Racial/ethnic disparities, postpartum care
Neither long-term study – the NHS II or the HAPO Follow-Up Study – has looked at racial and ethnic differences. The HAPO cohort is racially-ethnically diverse but the NHS II cohort is predominantly white women.
Research suggests that GDM is a heterogeneous condition with some unique phenotypes in subgroups that vary by race and ethnicity. And just as there appear to be racial-ethnic differences in the pathophysiology of GDM, there appear to be racial-ethnic differences in the progression to type 2 diabetes – a known risk factor for cardiovascular disease, said Monique Henderson, PhD, a research scientist at Kaiser Permanente Northern California (KPNC).
On the broadest level, while Asian Americans have the highest prevalence of GDM, African Americans have the highest rates of progressing to type 2 diabetes, Dr. Henderson said. Disparities “may [stem from] metabolic differences in terms of insulin resistance and secretion that are different between pregnancy and the postpartum period, and that might vary [across racial-ethnic subgroups],” she said. Lifestyle differences and variation in postpartum screening rates also may play a role.
At KPNC, where women with GDM receive calls and letters reminding them of the need for postpartum screening, only 48% overall completed an oral glucose tolerance test at 4-12 weeks post partum, as recommended by both the American Diabetes Association and the American College of Obstetricians and Gynecologists. Both before and after adjustment for education, attendance at a postpartum visit, and other variables, Chinese women were most likely to have screening, and black women were least likely, said Dr. Henderson, referring to ongoing research.
A study Dr. Ehrenthal led of women with GDM or HDP recruited from the postpartum service of a large community-based, academic obstetrical hospital in Delaware showed that while nearly all women attended a 6-week postpartum visit with their ob.gyns., 59% of women with GDM had not yet completed diabetes screening when they were interviewed 3 months post partum. Most women with HDP indicated they had follow-up blood pressure testing, and just over half of women with either diagnosis recalled having ever had lipid testing ().
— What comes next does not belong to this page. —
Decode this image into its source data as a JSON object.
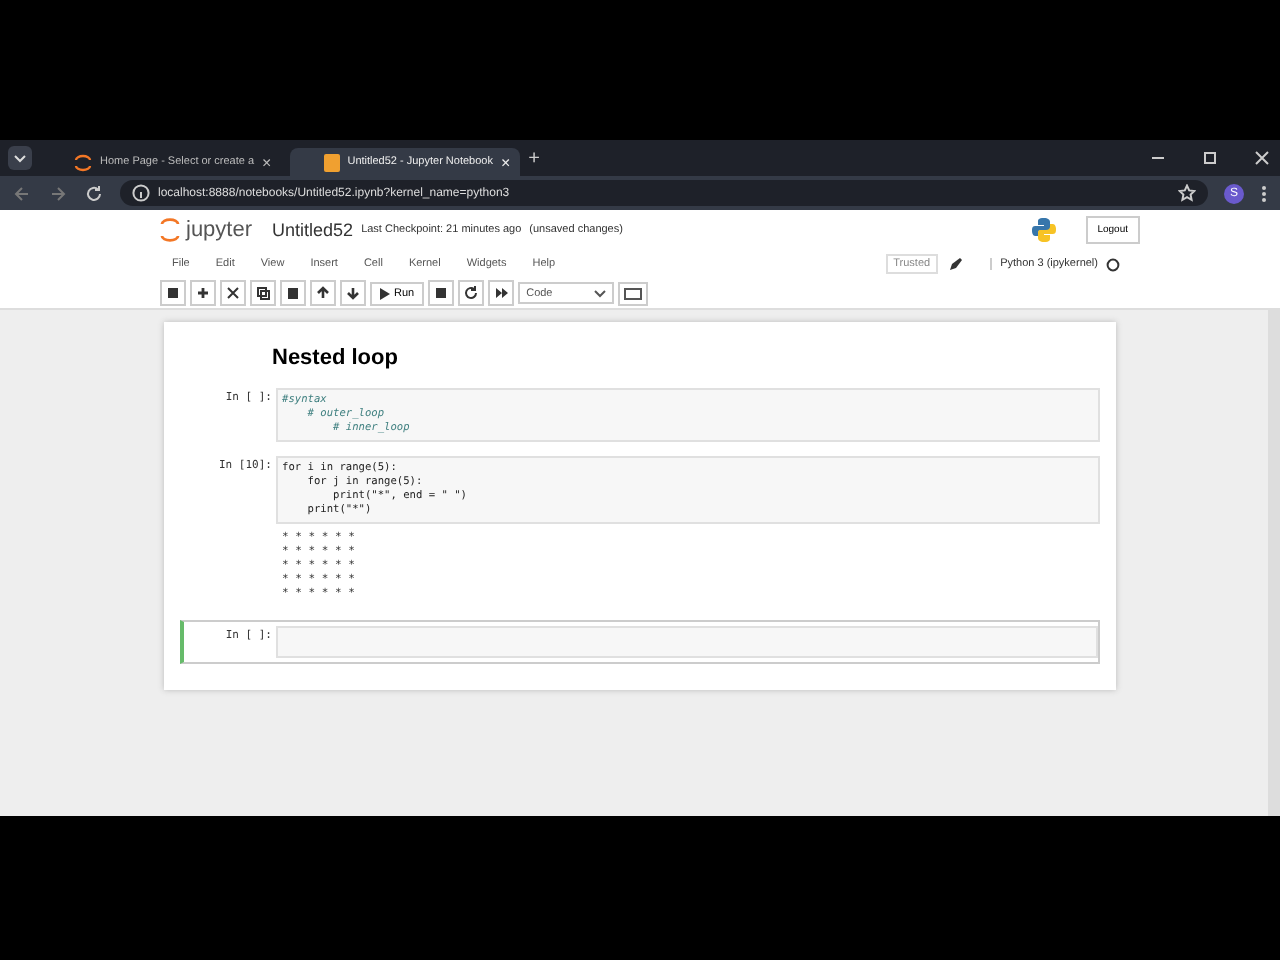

Women least likely to complete screening tests were those who had no college education, those who had less than a high school level of health literacy, and those who were not privately insured, Dr. Ehrenthal said.
A large national study of privately insured women also found low rates of follow-up testing, however. While the majority of women with GDM had a postpartum visit with an obstetrician or primary care physician within a year after delivery, only a minority of women had a glycemic screening test completed ().
“We can’t place the blame on women,” Dr. Ehrenthal said. “We need increased attention to screening,” including screening for cardiovascular disease risk factors, and a “deliberate hand-off to primary care.”
For follow-up cardiovascular disease risk factor assessment after HDP, ACOG recommends periodic (perhaps annually) assessment and referral for treatment as needed, and the cardiology professional organizations recommend that pregnancy history be considered when assessing risk in order to decide on lipid treatment, she noted.
Each of the speakers reported that they have no financial or other interests that pose a conflict of interest. The HAPO Follow-Up Study is funded by the National Institute of Diabetes and Digestive and Kidney Diseases, and the nuMoM2b–HHS study has been funded by several National Institutes of Health institutes and other programs and initiatives.